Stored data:
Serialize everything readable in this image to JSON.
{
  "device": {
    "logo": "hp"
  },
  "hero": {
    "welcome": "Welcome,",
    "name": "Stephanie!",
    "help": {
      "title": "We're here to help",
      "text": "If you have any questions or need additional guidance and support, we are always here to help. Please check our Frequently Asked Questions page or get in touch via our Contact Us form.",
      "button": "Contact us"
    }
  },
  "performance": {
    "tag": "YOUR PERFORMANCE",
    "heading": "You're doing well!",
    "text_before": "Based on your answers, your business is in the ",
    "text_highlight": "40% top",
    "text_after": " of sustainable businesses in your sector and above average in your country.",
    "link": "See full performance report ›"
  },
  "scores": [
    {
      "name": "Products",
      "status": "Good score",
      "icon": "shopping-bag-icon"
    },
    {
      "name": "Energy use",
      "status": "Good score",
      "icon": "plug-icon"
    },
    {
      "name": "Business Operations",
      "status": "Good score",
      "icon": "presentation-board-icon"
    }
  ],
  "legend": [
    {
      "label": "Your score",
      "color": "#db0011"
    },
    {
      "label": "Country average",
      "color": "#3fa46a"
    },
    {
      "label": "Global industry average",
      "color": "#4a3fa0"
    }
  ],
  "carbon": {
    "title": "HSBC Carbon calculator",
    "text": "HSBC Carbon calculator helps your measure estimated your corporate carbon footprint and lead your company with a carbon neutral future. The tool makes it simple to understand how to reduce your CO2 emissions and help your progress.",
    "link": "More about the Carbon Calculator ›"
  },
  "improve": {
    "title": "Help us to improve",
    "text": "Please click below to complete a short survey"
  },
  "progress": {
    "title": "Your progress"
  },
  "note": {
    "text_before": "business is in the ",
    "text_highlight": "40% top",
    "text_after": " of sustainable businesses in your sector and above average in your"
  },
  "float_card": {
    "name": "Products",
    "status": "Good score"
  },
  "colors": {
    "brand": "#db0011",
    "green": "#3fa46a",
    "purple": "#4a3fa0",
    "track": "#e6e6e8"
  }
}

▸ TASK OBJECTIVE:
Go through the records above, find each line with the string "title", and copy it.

▸ ANSWER TO THIS TASK:
      "title": "We're here to help",
    "title": "HSBC Carbon calculator",
    "title": "Help us to improve",
    "title": "Your progress"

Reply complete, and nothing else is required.